Let's start with some good news.
"We have been engaged with David Kennedy's office to hire them," Mayor Andy Berke said over the phone on Thursday.
Kennedy, if you don't already know, is a godfather of anti-crime work in America. The author of two head-turning, effective strategies called Ceasefire and High Point Initiative -- remember those terms as they'll come up again -- Kennedy and colleagues have been planning with City Hall on bringing those strategies to Chattanooga.
Here are some Cliff Notes.
Cities identify the worst of the worst of their violent offenders.
"They are collectively going to represent under half a percent of the city's population and they are routinely connected with 60 to 70 to 75 percent of all homicides," Kennedy said.
Odds are, they're already on probation, a status officials leverage by requiring these grizzly offenders to attend a meeting that becomes part Jedi-mind trick, part last-tick-to-midnight intervention.
From one side of the room, the community speaks: social services, pastors, mothers of gunshot victims. Offenders listen as a way off the streets is offered. Education. Job training. Bus passes. A second chance.
Then comes the long arm of the law. FBI, police, district attorneys and others deliver another message: next time somebody from your gang shoots somebody else, we're dropping the hammer. On everybody.

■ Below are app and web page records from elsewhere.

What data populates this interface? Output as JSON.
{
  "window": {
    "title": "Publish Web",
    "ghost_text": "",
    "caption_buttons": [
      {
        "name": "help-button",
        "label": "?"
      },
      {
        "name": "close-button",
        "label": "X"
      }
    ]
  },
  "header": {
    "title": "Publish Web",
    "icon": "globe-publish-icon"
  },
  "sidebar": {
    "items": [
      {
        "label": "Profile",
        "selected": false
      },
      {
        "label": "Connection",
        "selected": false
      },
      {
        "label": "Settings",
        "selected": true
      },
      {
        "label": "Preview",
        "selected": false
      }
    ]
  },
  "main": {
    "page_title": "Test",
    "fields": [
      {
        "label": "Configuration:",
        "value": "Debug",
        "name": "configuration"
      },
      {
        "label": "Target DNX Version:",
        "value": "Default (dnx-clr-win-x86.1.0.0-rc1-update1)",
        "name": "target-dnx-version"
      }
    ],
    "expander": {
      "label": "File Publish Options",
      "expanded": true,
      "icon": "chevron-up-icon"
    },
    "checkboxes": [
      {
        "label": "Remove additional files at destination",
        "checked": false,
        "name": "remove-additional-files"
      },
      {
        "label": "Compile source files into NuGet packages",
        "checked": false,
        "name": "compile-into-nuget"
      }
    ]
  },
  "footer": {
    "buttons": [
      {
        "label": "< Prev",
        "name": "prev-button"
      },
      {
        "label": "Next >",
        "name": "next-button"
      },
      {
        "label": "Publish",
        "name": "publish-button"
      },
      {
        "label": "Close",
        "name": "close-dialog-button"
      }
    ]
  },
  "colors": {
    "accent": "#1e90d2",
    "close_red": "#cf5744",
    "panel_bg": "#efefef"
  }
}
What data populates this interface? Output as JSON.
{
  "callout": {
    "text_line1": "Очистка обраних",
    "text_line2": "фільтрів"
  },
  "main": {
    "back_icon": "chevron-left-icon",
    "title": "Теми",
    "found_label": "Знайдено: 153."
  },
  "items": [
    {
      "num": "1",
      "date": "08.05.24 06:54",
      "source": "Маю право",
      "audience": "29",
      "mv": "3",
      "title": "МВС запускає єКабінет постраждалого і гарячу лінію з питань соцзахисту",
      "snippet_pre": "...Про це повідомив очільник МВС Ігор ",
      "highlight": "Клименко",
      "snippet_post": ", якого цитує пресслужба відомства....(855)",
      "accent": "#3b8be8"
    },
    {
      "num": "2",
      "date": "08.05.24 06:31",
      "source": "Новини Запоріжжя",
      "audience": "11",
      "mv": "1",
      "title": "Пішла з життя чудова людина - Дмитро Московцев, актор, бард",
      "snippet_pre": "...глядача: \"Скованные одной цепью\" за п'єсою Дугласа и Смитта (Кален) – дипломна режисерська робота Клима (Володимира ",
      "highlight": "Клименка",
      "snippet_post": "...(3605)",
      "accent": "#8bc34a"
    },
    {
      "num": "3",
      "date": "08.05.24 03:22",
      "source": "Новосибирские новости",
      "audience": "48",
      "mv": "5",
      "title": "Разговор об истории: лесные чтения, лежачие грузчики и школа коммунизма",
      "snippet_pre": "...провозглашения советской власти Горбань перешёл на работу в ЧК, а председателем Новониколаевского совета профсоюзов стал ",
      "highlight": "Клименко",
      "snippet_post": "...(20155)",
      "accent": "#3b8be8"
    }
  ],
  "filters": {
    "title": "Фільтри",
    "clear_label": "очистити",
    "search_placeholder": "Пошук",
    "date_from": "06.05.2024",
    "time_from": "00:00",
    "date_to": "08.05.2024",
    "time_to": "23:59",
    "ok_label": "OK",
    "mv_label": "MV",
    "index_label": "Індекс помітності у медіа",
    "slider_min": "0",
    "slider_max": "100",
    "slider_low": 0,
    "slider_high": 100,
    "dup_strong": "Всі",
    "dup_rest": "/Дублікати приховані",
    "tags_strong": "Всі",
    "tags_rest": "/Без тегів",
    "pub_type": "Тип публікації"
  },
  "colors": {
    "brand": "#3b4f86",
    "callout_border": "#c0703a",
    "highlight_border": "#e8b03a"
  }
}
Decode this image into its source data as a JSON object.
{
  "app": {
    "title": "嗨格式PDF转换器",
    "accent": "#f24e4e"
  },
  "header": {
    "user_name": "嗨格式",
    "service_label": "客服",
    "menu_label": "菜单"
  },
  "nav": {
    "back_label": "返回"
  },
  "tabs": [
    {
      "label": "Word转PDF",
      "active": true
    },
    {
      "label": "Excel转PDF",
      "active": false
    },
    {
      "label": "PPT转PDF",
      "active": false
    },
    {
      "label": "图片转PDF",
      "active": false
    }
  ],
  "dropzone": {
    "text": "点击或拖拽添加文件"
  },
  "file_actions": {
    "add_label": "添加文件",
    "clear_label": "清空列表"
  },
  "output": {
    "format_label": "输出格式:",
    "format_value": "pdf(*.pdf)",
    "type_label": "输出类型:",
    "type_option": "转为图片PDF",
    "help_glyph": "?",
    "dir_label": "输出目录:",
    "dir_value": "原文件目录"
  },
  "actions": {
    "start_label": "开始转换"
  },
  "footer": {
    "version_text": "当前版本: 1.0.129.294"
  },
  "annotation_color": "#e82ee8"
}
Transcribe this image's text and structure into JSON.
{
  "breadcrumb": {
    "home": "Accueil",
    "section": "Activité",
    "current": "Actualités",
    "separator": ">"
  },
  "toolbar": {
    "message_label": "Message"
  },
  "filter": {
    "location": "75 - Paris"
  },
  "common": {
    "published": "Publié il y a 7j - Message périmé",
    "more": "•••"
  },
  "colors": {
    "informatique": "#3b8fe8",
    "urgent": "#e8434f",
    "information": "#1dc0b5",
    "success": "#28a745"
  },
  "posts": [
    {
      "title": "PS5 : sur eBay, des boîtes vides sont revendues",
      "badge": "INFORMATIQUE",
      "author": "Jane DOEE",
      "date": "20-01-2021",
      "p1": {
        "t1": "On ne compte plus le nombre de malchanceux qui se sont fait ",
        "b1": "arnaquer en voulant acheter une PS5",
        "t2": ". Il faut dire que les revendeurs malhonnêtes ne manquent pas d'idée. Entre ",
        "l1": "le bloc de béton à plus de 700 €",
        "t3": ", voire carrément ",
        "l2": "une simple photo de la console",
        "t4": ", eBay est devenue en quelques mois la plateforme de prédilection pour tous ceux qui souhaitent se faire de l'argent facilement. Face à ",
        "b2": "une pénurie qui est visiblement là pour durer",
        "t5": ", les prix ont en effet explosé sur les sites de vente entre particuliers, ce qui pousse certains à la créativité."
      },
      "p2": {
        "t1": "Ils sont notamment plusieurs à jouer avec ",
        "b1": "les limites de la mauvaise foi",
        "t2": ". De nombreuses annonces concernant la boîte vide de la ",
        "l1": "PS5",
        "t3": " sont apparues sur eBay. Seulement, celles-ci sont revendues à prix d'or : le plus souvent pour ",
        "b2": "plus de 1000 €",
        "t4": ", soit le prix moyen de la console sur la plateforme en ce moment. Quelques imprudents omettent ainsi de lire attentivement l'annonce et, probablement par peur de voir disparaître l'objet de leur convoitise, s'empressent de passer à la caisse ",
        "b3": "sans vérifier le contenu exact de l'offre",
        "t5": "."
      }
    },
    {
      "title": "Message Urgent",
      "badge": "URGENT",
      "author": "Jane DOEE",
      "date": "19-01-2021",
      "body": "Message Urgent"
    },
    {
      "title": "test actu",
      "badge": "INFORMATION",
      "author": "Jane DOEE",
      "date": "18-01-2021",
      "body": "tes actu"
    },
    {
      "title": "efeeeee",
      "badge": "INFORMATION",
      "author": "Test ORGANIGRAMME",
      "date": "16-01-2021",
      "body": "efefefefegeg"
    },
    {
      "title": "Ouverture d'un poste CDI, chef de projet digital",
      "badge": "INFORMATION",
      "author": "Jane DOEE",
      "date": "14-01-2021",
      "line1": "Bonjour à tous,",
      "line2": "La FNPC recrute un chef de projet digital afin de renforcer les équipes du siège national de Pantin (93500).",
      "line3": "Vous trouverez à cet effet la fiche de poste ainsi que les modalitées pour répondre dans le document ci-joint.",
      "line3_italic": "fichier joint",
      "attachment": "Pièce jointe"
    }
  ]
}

We'll arrest you for littering. Toss cells of gang members in prison. Check the rabies tags on your pit bulls. Condemn your houses. Anything to make all your lives miserable for that one shooting.
So, Mr. Gang Banger, you've now got a choice. Get your whole crew right, or get ready for prison.
If done correctly, it works. Really, really well.
"My goal is to have everything up and running by the new year," the mayor said.
Which brings us to the not-so-good news.
One year ago this week, the Gang Assessment was released. Remember that? 173 pages, at the cost of $70,000, widely considered one of the most comprehensive studies of its kind.
The study was done at the request of the Gang Task Force which, before it was dissolved by Berke in his early days in office, had already been doing Ceasefire and High Point-esque work.
Local, state and federal agencies saturated certain gangs, like the January 2012 operation that targeted local Crips and resulted in 33 probation checks, eight arrests, six served warrants, two residences condemned and one dog seized.
(The partridge in a pear tree got a warning.)
Probation offices arranged meetings where offenders on probation were called in, offered help while also being warned about what will happen if the violence continues.
A public safety committee -- formed by city and county leaders, responsible for the Gang Task Force -- continued to meet. When he was elected, Berke rearranged this committee into a public safety coordinated council. It has since met twice.
"I attended the first meeting. The whole thing was over in 30 or 40 minutes," said Hamilton County Sheriff Jim Hammond. "The second meeting was mainly discussing one individual. The whole meeting was not about what's our plan, or what are we going to do. It was mainly about one person. It is my understanding that Chief [Bobby] Dodd is working on a plan out of High Point, N.C. Elements of it were not discussed."
Are you starting to see the problem? Starting to see how new ideas and old ideas merge together, over and over, ebbing and flowing like waves on the shore?
One more, most important example.
Earlier this summer, Dr. Barbara Medley and Marcy Porter of the University of Tennessee at Chattanooga's Center for Applied Social Research finished their monumental work trying to turn the Gang Study data and community ideas into reality.
It's called the Implementation Plan: 40 pages of specific and realistic anti-violence plans combined with measurable benchmark and goals on how to achieve them.
It would become Medley's final opus; she died in July.
"I don't have the implementation plan," Berke said.
Does anyone in his administration have the plan? Public Safety Coordinator Paul Smith could not be reached for comment.
Maybe the Gang Task Force was broken in ways I don't know; maybe the work of old really does need to be replaced.
But I can't help thinking: We've been here before.
How much do we have to erase from the past in order to create plans for today? Why is the Implementation Plan doomed to be forgotten and the work of the Task Force so casually tossed overboard?
What's the shelf life on Berke's plans? What happens to those when the next mayor is elected?
All the while, poor people continue to get shot and shoot back.
Berke swears things will be different this time. A true High Point could do it. Even Kennedy -- a man not known for tiptoeing around stuff -- was clear.
"I don't have any reservations whatsoever that Chattanooga is really moving on this and is going to make it happen," he said.
The magnificent news comes when nobody has to say that anymore.
Contact David Cook at firstname.lastname@example.org or 423-757-6329. Follow him on Facebook and Twitter at DavidCookTFP.